The SSP configuration is stored in two Registry keys: HKLM\SYSTEM\CurrentControlSet\Control\Lsa\Security Packages and HKLM\SYSTEM\CurrentControlSet\Control\Lsa\OSConfig\Security Packages. An adversary may modify these Registry keys to add new SSPs, which will be loaded the next time the system boots, or when the AddSecurityPackage Windows API function is called.1

Item Value
ID T1547.005
Sub-techniques T1547.001, T1547.002, T1547.003, T1547.004, T1547.005, T1547.006, T1547.007, T1547.008, T1547.009, T1547.010, T1547.012, T1547.013, T1547.014, T1547.015
Tactics TA0003, TA0004
Platforms Windows
Permissions required Administrator
Version 1.0
Created 24 January 2020
Last Modified 25 March 2020

Procedure Examples

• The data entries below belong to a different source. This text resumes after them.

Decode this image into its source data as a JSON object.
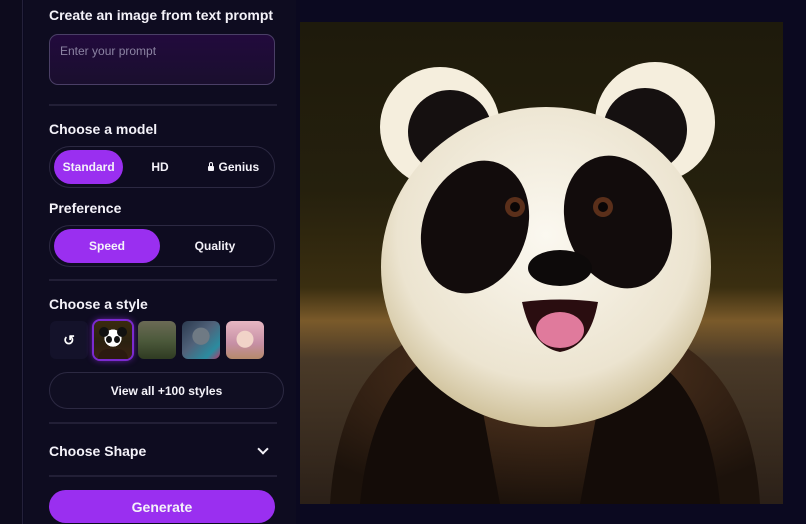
{
  "header": {
    "title": "Create an image from text prompt"
  },
  "prompt": {
    "value": "",
    "placeholder": "Enter your prompt"
  },
  "model": {
    "label": "Choose a model",
    "options": [
      {
        "label": "Standard",
        "active": true,
        "locked": false
      },
      {
        "label": "HD",
        "active": false,
        "locked": false
      },
      {
        "label": "Genius",
        "active": false,
        "locked": true
      }
    ]
  },
  "preference": {
    "label": "Preference",
    "options": [
      {
        "label": "Speed",
        "active": true
      },
      {
        "label": "Quality",
        "active": false
      }
    ]
  },
  "style": {
    "label": "Choose a style",
    "thumbs": [
      {
        "name": "no-style",
        "glyph": "↺"
      },
      {
        "name": "panda-style",
        "selected": true
      },
      {
        "name": "forest-style"
      },
      {
        "name": "robot-style"
      },
      {
        "name": "anime-girl-style"
      }
    ],
    "view_all_label": "View all +100 styles"
  },
  "shape": {
    "label": "Choose Shape"
  },
  "generate": {
    "label": "Generate"
  },
  "result": {
    "description": "Generated image of a smiling panda"
  },
  "colors": {
    "accent": "#9a2ff0",
    "background": "#0b0920"
  }
}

ID Name Description
S0363 Empire Empire can enumerate Security Support Providers (SSPs) as well as utilize PowerSploit‘s Install-SSP and Invoke-Mimikatz to install malicious SSPs and log authentication events.4
S0002 Mimikatz The Mimikatz credential dumper contains an implementation of an SSP.3
S0194 PowerSploit PowerSploit‘s Install-SSP Persistence module can be used to establish by installing a SSP DLL.56


ID Mitigation Description
M1025 Privileged Process Integrity Windows 8.1, Windows Server 2012 R2, and later versions may make LSA run as a Protected Process Light (PPL) by setting the Registry key HKLM\SYSTEM\CurrentControlSet\Control\Lsa\RunAsPPL, which requires all SSP DLLs to be signed by Microsoft. 1 2


ID Data Source Data Component
DS0017 Command Command Execution
DS0011 Module Module Load
DS0024 Windows Registry Windows Registry Key Modification